[Available records]
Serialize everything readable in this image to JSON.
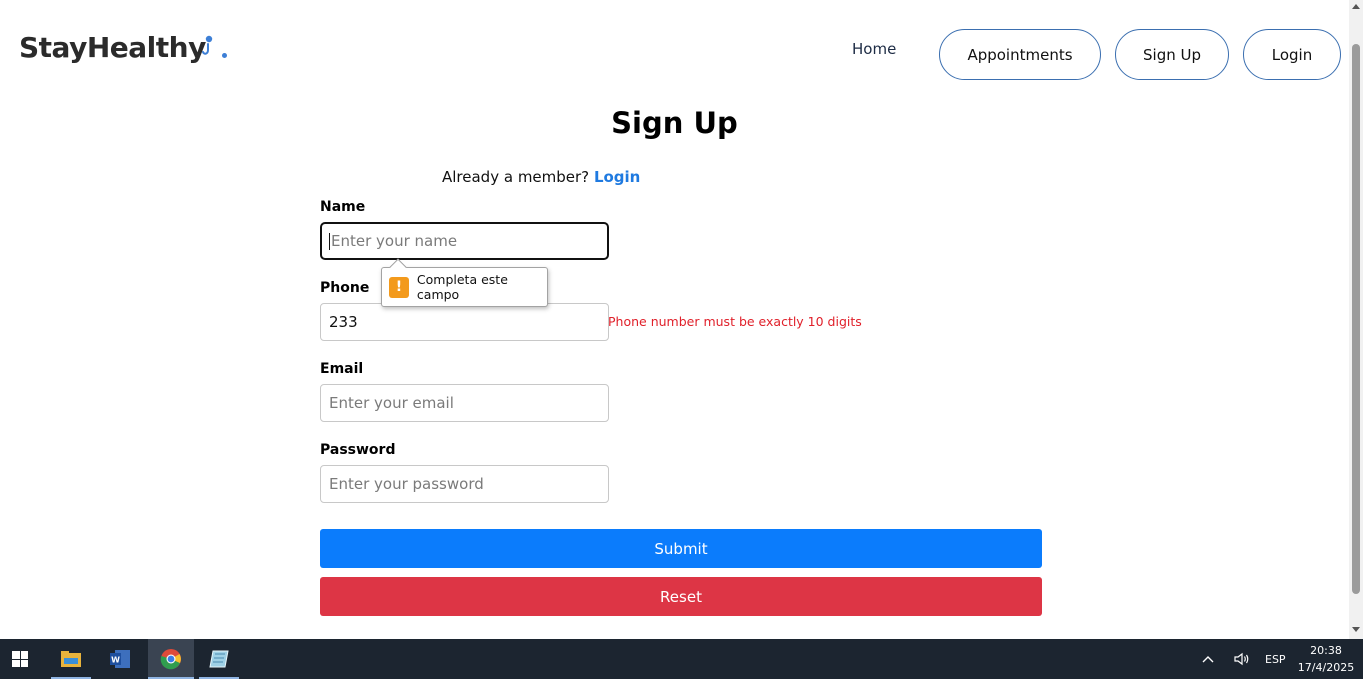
{
  "navbar": {
    "brand": "StayHealthy",
    "home": "Home",
    "appointments": "Appointments",
    "signup": "Sign Up",
    "login": "Login"
  },
  "form": {
    "title": "Sign Up",
    "already_member": "Already a member?",
    "login_link": "Login",
    "name_label": "Name",
    "name_placeholder": "Enter your name",
    "phone_label": "Phone",
    "phone_value": "233",
    "phone_error": "Phone number must be exactly 10 digits",
    "email_label": "Email",
    "email_placeholder": "Enter your email",
    "password_label": "Password",
    "password_placeholder": "Enter your password",
    "submit": "Submit",
    "reset": "Reset"
  },
  "tooltip": {
    "icon": "!",
    "text": "Completa este campo"
  },
  "taskbar": {
    "language": "ESP",
    "time": "20:38",
    "date": "17/4/2025"
  },
  "colors": {
    "primary": "#0b7cfc",
    "danger": "#dd3545",
    "error_text": "#e0202a",
    "link": "#1f7ae0"
  }
}
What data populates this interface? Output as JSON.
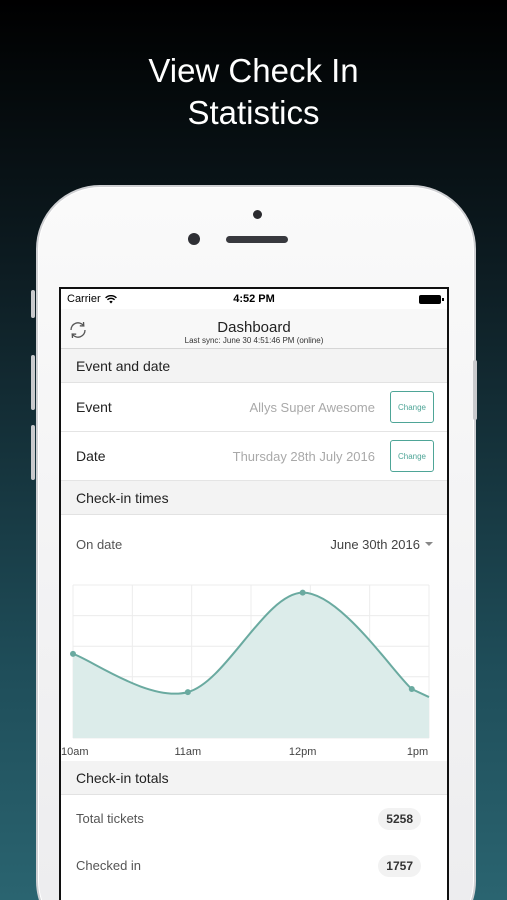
{
  "headline": {
    "line1": "View Check In",
    "line2": "Statistics"
  },
  "status_bar": {
    "carrier": "Carrier",
    "time": "4:52 PM"
  },
  "nav": {
    "title": "Dashboard",
    "subtitle": "Last sync: June 30 4:51:46 PM (online)"
  },
  "event_section": {
    "header": "Event and date",
    "event": {
      "label": "Event",
      "value": "Allys Super Awesome",
      "button": "Change"
    },
    "date": {
      "label": "Date",
      "value": "Thursday 28th July 2016",
      "button": "Change"
    }
  },
  "checkin_times": {
    "header": "Check-in times",
    "on_date_label": "On date",
    "selected_date": "June 30th 2016"
  },
  "chart_data": {
    "type": "area",
    "categories": [
      "10am",
      "11am",
      "12pm",
      "1pm"
    ],
    "x": [
      0,
      1,
      2,
      3
    ],
    "points": [
      {
        "x": 0,
        "y": 0.55
      },
      {
        "x": 1,
        "y": 0.3
      },
      {
        "x": 2,
        "y": 0.95
      },
      {
        "x": 2.95,
        "y": 0.32
      }
    ],
    "title": "",
    "xlabel": "",
    "ylabel": "",
    "grid": true,
    "fill_color": "#dcecea",
    "line_color": "#6aaaa0"
  },
  "checkin_totals": {
    "header": "Check-in totals",
    "rows": [
      {
        "label": "Total tickets",
        "value": "5258"
      },
      {
        "label": "Checked in",
        "value": "1757"
      }
    ]
  },
  "colors": {
    "accent": "#4ea597"
  }
}
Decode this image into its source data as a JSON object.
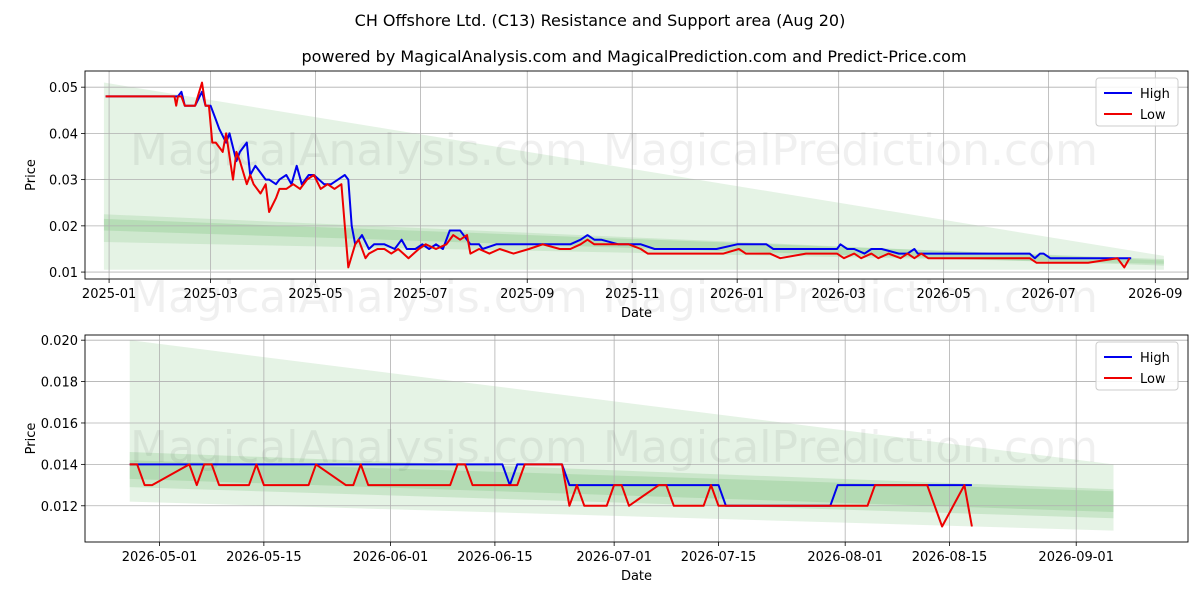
{
  "title": "CH Offshore Ltd. (C13) Resistance and Support area (Aug 20)",
  "subtitle": "powered by MagicalAnalysis.com and MagicalPrediction.com and Predict-Price.com",
  "watermarks": [
    "MagicalAnalysis.com",
    "MagicalPrediction.com"
  ],
  "colors": {
    "high": "#0000ee",
    "low": "#ee0000",
    "band": "#2ca02c",
    "grid": "#b0b0b0"
  },
  "chart_data": [
    {
      "type": "line",
      "xlabel": "Date",
      "ylabel": "Price",
      "legend": "top-right",
      "grid": true,
      "xlim": [
        "2024-12-18",
        "2026-09-20"
      ],
      "ylim": [
        0.0085,
        0.0535
      ],
      "xticks": [
        "2025-01",
        "2025-03",
        "2025-05",
        "2025-07",
        "2025-09",
        "2025-11",
        "2026-01",
        "2026-03",
        "2026-05",
        "2026-07",
        "2026-09"
      ],
      "xtick_dates": [
        "2025-01-01",
        "2025-03-01",
        "2025-05-01",
        "2025-07-01",
        "2025-09-01",
        "2025-11-01",
        "2026-01-01",
        "2026-03-01",
        "2026-05-01",
        "2026-07-01",
        "2026-09-01"
      ],
      "yticks": [
        "0.01",
        "0.02",
        "0.03",
        "0.04",
        "0.05"
      ],
      "ytick_values": [
        0.01,
        0.02,
        0.03,
        0.04,
        0.05
      ],
      "bands": [
        {
          "x": [
            "2024-12-29",
            "2026-09-06"
          ],
          "upper": [
            0.051,
            0.0135
          ],
          "lower": [
            0.0105,
            0.0105
          ],
          "opacity": 0.12
        },
        {
          "x": [
            "2024-12-29",
            "2026-09-06"
          ],
          "upper": [
            0.0225,
            0.0125
          ],
          "lower": [
            0.0165,
            0.0118
          ],
          "opacity": 0.12
        },
        {
          "x": [
            "2024-12-29",
            "2026-09-06"
          ],
          "upper": [
            0.0215,
            0.0128
          ],
          "lower": [
            0.019,
            0.0114
          ],
          "opacity": 0.15
        }
      ],
      "series": [
        {
          "name": "High",
          "x": [
            "2024-12-30",
            "2025-02-10",
            "2025-02-12",
            "2025-02-14",
            "2025-02-20",
            "2025-02-24",
            "2025-02-26",
            "2025-03-01",
            "2025-03-04",
            "2025-03-06",
            "2025-03-10",
            "2025-03-12",
            "2025-03-16",
            "2025-03-18",
            "2025-03-22",
            "2025-03-24",
            "2025-03-27",
            "2025-03-29",
            "2025-04-02",
            "2025-04-04",
            "2025-04-08",
            "2025-04-10",
            "2025-04-14",
            "2025-04-17",
            "2025-04-20",
            "2025-04-23",
            "2025-04-25",
            "2025-04-27",
            "2025-04-30",
            "2025-05-03",
            "2025-05-06",
            "2025-05-10",
            "2025-05-14",
            "2025-05-18",
            "2025-05-20",
            "2025-05-22",
            "2025-05-24",
            "2025-05-26",
            "2025-05-28",
            "2025-06-01",
            "2025-06-04",
            "2025-06-10",
            "2025-06-16",
            "2025-06-20",
            "2025-06-23",
            "2025-06-28",
            "2025-07-02",
            "2025-07-06",
            "2025-07-10",
            "2025-07-14",
            "2025-07-18",
            "2025-07-22",
            "2025-07-24",
            "2025-07-30",
            "2025-08-04",
            "2025-08-06",
            "2025-08-14",
            "2025-08-22",
            "2025-08-30",
            "2025-09-06",
            "2025-09-12",
            "2025-09-20",
            "2025-09-26",
            "2025-10-02",
            "2025-10-06",
            "2025-10-10",
            "2025-10-14",
            "2025-10-24",
            "2025-10-30",
            "2025-11-06",
            "2025-11-14",
            "2025-11-30",
            "2025-12-20",
            "2026-01-01",
            "2026-01-06",
            "2026-01-18",
            "2026-01-22",
            "2026-02-28",
            "2026-03-02",
            "2026-03-06",
            "2026-03-10",
            "2026-03-16",
            "2026-03-20",
            "2026-03-26",
            "2026-04-05",
            "2026-04-10",
            "2026-04-14",
            "2026-04-16",
            "2026-04-20",
            "2026-04-27",
            "2026-06-20",
            "2026-06-23",
            "2026-06-26",
            "2026-06-28",
            "2026-07-02",
            "2026-07-10",
            "2026-07-14",
            "2026-07-26",
            "2026-07-30",
            "2026-08-18"
          ],
          "y": [
            0.048,
            0.048,
            0.049,
            0.046,
            0.046,
            0.049,
            0.046,
            0.046,
            0.043,
            0.041,
            0.038,
            0.04,
            0.034,
            0.036,
            0.038,
            0.031,
            0.033,
            0.032,
            0.03,
            0.03,
            0.029,
            0.03,
            0.031,
            0.029,
            0.033,
            0.029,
            0.03,
            0.031,
            0.031,
            0.03,
            0.029,
            0.029,
            0.03,
            0.031,
            0.03,
            0.02,
            0.016,
            0.017,
            0.018,
            0.015,
            0.016,
            0.016,
            0.015,
            0.017,
            0.015,
            0.015,
            0.016,
            0.015,
            0.016,
            0.015,
            0.019,
            0.019,
            0.019,
            0.016,
            0.016,
            0.015,
            0.016,
            0.016,
            0.016,
            0.016,
            0.016,
            0.016,
            0.016,
            0.017,
            0.018,
            0.017,
            0.017,
            0.016,
            0.016,
            0.016,
            0.015,
            0.015,
            0.015,
            0.016,
            0.016,
            0.016,
            0.015,
            0.015,
            0.016,
            0.015,
            0.015,
            0.014,
            0.015,
            0.015,
            0.014,
            0.014,
            0.015,
            0.014,
            0.014,
            0.014,
            0.014,
            0.013,
            0.014,
            0.014,
            0.013,
            0.013,
            0.013,
            0.013,
            0.013,
            0.013
          ]
        },
        {
          "name": "Low",
          "x": [
            "2024-12-30",
            "2025-02-08",
            "2025-02-09",
            "2025-02-10",
            "2025-02-12",
            "2025-02-14",
            "2025-02-20",
            "2025-02-24",
            "2025-02-26",
            "2025-02-28",
            "2025-03-02",
            "2025-03-04",
            "2025-03-08",
            "2025-03-10",
            "2025-03-14",
            "2025-03-16",
            "2025-03-18",
            "2025-03-22",
            "2025-03-24",
            "2025-03-26",
            "2025-03-30",
            "2025-04-02",
            "2025-04-04",
            "2025-04-08",
            "2025-04-10",
            "2025-04-14",
            "2025-04-18",
            "2025-04-22",
            "2025-04-26",
            "2025-04-30",
            "2025-05-04",
            "2025-05-08",
            "2025-05-12",
            "2025-05-16",
            "2025-05-18",
            "2025-05-20",
            "2025-05-24",
            "2025-05-26",
            "2025-05-30",
            "2025-06-01",
            "2025-06-06",
            "2025-06-10",
            "2025-06-14",
            "2025-06-18",
            "2025-06-24",
            "2025-06-30",
            "2025-07-04",
            "2025-07-10",
            "2025-07-16",
            "2025-07-20",
            "2025-07-24",
            "2025-07-28",
            "2025-07-30",
            "2025-08-04",
            "2025-08-10",
            "2025-08-16",
            "2025-08-24",
            "2025-09-02",
            "2025-09-10",
            "2025-09-20",
            "2025-09-26",
            "2025-10-02",
            "2025-10-06",
            "2025-10-10",
            "2025-10-20",
            "2025-10-30",
            "2025-11-06",
            "2025-11-10",
            "2025-11-22",
            "2025-12-08",
            "2025-12-24",
            "2026-01-02",
            "2026-01-06",
            "2026-01-20",
            "2026-01-26",
            "2026-02-10",
            "2026-02-28",
            "2026-03-04",
            "2026-03-10",
            "2026-03-14",
            "2026-03-20",
            "2026-03-24",
            "2026-03-30",
            "2026-04-06",
            "2026-04-10",
            "2026-04-14",
            "2026-04-18",
            "2026-04-22",
            "2026-05-04",
            "2026-05-20",
            "2026-06-04",
            "2026-06-20",
            "2026-06-24",
            "2026-07-04",
            "2026-07-14",
            "2026-07-24",
            "2026-08-10",
            "2026-08-14",
            "2026-08-17"
          ],
          "y": [
            0.048,
            0.048,
            0.046,
            0.048,
            0.048,
            0.046,
            0.046,
            0.051,
            0.046,
            0.046,
            0.038,
            0.038,
            0.036,
            0.04,
            0.03,
            0.036,
            0.034,
            0.029,
            0.031,
            0.029,
            0.027,
            0.029,
            0.023,
            0.026,
            0.028,
            0.028,
            0.029,
            0.028,
            0.03,
            0.031,
            0.028,
            0.029,
            0.028,
            0.029,
            0.02,
            0.011,
            0.016,
            0.017,
            0.013,
            0.014,
            0.015,
            0.015,
            0.014,
            0.015,
            0.013,
            0.015,
            0.016,
            0.015,
            0.016,
            0.018,
            0.017,
            0.018,
            0.014,
            0.015,
            0.014,
            0.015,
            0.014,
            0.015,
            0.016,
            0.015,
            0.015,
            0.016,
            0.017,
            0.016,
            0.016,
            0.016,
            0.015,
            0.014,
            0.014,
            0.014,
            0.014,
            0.015,
            0.014,
            0.014,
            0.013,
            0.014,
            0.014,
            0.013,
            0.014,
            0.013,
            0.014,
            0.013,
            0.014,
            0.013,
            0.014,
            0.013,
            0.014,
            0.013,
            0.013,
            0.013,
            0.013,
            0.013,
            0.012,
            0.012,
            0.012,
            0.012,
            0.013,
            0.011,
            0.013
          ]
        }
      ]
    },
    {
      "type": "line",
      "xlabel": "Date",
      "ylabel": "Price",
      "legend": "top-right",
      "grid": true,
      "xlim": [
        "2026-04-21",
        "2026-09-16"
      ],
      "ylim": [
        0.01025,
        0.02025
      ],
      "xticks": [
        "2026-05-01",
        "2026-05-15",
        "2026-06-01",
        "2026-06-15",
        "2026-07-01",
        "2026-07-15",
        "2026-08-01",
        "2026-08-15",
        "2026-09-01"
      ],
      "xtick_dates": [
        "2026-05-01",
        "2026-05-15",
        "2026-06-01",
        "2026-06-15",
        "2026-07-01",
        "2026-07-15",
        "2026-08-01",
        "2026-08-15",
        "2026-09-01"
      ],
      "yticks": [
        "0.012",
        "0.014",
        "0.016",
        "0.018",
        "0.020"
      ],
      "ytick_values": [
        0.012,
        0.014,
        0.016,
        0.018,
        0.02
      ],
      "bands": [
        {
          "x": [
            "2026-04-27",
            "2026-09-06"
          ],
          "upper": [
            0.02,
            0.014
          ],
          "lower": [
            0.0122,
            0.0108
          ],
          "opacity": 0.12
        },
        {
          "x": [
            "2026-04-27",
            "2026-09-06"
          ],
          "upper": [
            0.0146,
            0.0128
          ],
          "lower": [
            0.0129,
            0.0114
          ],
          "opacity": 0.15
        },
        {
          "x": [
            "2026-04-27",
            "2026-09-06"
          ],
          "upper": [
            0.0142,
            0.0127
          ],
          "lower": [
            0.0133,
            0.0117
          ],
          "opacity": 0.15
        }
      ],
      "series": [
        {
          "name": "High",
          "x": [
            "2026-04-27",
            "2026-06-16",
            "2026-06-17",
            "2026-06-18",
            "2026-06-24",
            "2026-06-25",
            "2026-07-15",
            "2026-07-16",
            "2026-07-30",
            "2026-07-31",
            "2026-08-18"
          ],
          "y": [
            0.014,
            0.014,
            0.013,
            0.014,
            0.014,
            0.013,
            0.013,
            0.012,
            0.012,
            0.013,
            0.013
          ]
        },
        {
          "name": "Low",
          "x": [
            "2026-04-27",
            "2026-04-28",
            "2026-04-29",
            "2026-04-30",
            "2026-05-05",
            "2026-05-06",
            "2026-05-07",
            "2026-05-08",
            "2026-05-09",
            "2026-05-13",
            "2026-05-14",
            "2026-05-15",
            "2026-05-21",
            "2026-05-22",
            "2026-05-26",
            "2026-05-27",
            "2026-05-28",
            "2026-05-29",
            "2026-06-09",
            "2026-06-10",
            "2026-06-11",
            "2026-06-12",
            "2026-06-18",
            "2026-06-19",
            "2026-06-24",
            "2026-06-25",
            "2026-06-26",
            "2026-06-27",
            "2026-06-30",
            "2026-07-01",
            "2026-07-02",
            "2026-07-03",
            "2026-07-07",
            "2026-07-08",
            "2026-07-09",
            "2026-07-13",
            "2026-07-14",
            "2026-07-15",
            "2026-07-31",
            "2026-08-04",
            "2026-08-05",
            "2026-08-12",
            "2026-08-14",
            "2026-08-17",
            "2026-08-18"
          ],
          "y": [
            0.014,
            0.014,
            0.013,
            0.013,
            0.014,
            0.013,
            0.014,
            0.014,
            0.013,
            0.013,
            0.014,
            0.013,
            0.013,
            0.014,
            0.013,
            0.013,
            0.014,
            0.013,
            0.013,
            0.014,
            0.014,
            0.013,
            0.013,
            0.014,
            0.014,
            0.012,
            0.013,
            0.012,
            0.012,
            0.013,
            0.013,
            0.012,
            0.013,
            0.013,
            0.012,
            0.012,
            0.013,
            0.012,
            0.012,
            0.012,
            0.013,
            0.013,
            0.011,
            0.013,
            0.011
          ]
        }
      ]
    }
  ]
}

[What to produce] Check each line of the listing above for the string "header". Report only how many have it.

[Exercise output] 3